If you were ever going to catch Sting in concert, Thursday night was the time to do it.
Not pushing any new projects requiring symphony orchestras or a troupe of lute players, the musician's latest UAE jaunt was a greatest-hits affair celebrating a career that has spanned 25 years.
Sting kept true to the tour's title, Back to Bass, as he took to the stage with a five-piece band and nothing more than a simple black curtain as the backdrop.
The lack of audio-visual components or any whizz-bang effects was a risky move, as Sting is not the most talkative person on stage, but with a fast-moving 20-song set, the crowd had plenty to sing along to.

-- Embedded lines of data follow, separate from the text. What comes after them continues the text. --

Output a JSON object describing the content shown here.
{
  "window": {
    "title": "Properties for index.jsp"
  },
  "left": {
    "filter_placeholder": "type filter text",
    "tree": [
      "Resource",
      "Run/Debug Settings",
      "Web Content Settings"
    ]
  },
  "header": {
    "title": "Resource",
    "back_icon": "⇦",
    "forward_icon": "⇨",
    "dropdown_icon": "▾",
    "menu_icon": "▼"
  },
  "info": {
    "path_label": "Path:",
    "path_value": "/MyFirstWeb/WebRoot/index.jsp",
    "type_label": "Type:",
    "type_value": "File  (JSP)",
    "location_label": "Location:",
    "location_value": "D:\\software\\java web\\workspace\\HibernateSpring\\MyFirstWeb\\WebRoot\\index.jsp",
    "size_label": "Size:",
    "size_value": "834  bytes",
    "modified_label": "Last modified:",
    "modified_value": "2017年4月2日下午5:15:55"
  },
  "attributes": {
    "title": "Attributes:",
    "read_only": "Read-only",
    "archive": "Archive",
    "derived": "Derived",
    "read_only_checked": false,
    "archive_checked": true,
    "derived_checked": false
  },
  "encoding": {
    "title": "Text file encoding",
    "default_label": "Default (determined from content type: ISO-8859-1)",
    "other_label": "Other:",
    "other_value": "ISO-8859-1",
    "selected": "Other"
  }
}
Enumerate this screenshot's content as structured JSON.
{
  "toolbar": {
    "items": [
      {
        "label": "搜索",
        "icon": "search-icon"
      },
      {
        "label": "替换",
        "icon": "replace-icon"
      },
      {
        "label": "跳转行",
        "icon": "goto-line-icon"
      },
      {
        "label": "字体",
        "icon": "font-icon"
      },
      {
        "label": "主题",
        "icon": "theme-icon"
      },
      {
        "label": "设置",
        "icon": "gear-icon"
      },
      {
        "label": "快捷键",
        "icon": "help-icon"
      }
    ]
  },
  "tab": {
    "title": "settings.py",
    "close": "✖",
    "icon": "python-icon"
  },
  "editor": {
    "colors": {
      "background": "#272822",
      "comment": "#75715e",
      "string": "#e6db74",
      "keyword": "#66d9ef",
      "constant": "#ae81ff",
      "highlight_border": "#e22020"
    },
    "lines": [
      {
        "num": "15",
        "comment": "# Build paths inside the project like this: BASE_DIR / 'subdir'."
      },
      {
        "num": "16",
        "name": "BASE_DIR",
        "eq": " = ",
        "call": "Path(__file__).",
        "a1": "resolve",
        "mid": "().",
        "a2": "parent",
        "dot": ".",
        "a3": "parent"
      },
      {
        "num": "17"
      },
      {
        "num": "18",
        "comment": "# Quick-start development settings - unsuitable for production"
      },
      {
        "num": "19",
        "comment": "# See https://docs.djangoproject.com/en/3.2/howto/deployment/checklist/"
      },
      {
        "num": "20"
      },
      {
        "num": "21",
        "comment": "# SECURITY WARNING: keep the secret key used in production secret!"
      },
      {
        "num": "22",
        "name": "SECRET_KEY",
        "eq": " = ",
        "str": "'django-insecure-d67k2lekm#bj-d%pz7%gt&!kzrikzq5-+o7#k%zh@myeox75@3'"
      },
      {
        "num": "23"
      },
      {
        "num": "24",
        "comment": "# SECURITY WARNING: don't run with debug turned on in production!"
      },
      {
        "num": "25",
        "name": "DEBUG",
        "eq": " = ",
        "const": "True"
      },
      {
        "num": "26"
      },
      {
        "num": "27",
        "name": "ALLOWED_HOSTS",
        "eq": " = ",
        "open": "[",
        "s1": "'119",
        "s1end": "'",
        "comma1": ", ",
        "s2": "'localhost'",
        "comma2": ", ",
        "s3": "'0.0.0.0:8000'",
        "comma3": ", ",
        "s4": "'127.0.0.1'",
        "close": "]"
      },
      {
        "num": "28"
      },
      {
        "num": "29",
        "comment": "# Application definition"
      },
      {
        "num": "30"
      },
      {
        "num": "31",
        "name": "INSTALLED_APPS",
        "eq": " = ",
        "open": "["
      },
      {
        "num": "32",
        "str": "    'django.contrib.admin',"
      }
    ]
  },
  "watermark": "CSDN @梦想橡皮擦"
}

The opener If I Ever Lose My Faith in You established that Sting's voice only gets better with age. The added huskiness gave plenty of the tracks, especially The Police material, an extra emotional resonance not found on the album versions.
Sting was up for it, continuously shouting "yalla" to the band as they cranked out the hits with barely a few seconds' break in between.
The follow-ups - the sprightliness of Every Little Thing She Does is Magic and the subtle devastation of Englishman in New York - had the crowd well and truly warmed up.
The mandolin-led All This Time - about the death of Sting's father - was a fine example of how the 61-year-old often uses sun-kissed melodies to disguise painful subject matter.
Demolition Man was a bluesy romp, with Sting spider-walking the stage with his weathered bass.
Between songs, banter was kept to a few wry remarks. After confirming the crowd was having a good time, Sting drolly followed it up by saying: "Well, this is a song about death," as the band gently rolled into the elegiac I Hung My Head. The luscious Fields of Gold was introduced as "a song about my house in England. Well, it's a castle, really."
As well as the hits, the set-list allowed for some indulgences.
Despite the crowd interaction, Heavy Cloud No Rain and Wrapped Around Your Finger were snooze-inducing, with the audience wisely choosing the moments for toilet breaks.
Fortunately, on both occasions, Sting resuscitated the set with The Police classics Message in a Bottle and De Do Do Do, De Da Da Da respectively.
All the band members had a chance to shine, with the guitarist and Sting's long-time songwriting partner Dominic Miller doing a wonderful job in the delicate Shape of My Heart. The thunderous performances by the violinist Peter Tickell and the backing vocalist Joe Lawry overshadowed Sting in the dramatic Hounds of Winter. And to wrap it up, the band gelled together in an epic eight-minute rendition of the set closer Roxanne. The added length allowed the group to indulge in some jazz and blues jams.
The three encores showcased the slinky Walking on the Moon and Desert Rose, although the latter's grandeur was cheapened somewhat by a pair of belly dancers flanking Sting. While Every Breath You Take would have been a great way to finish, Sting elected to close the two hour show with the delicate Fragile. Written in 1987, the track remains as affecting as ever and was the precursor for a 25-year period full of quality songwriting.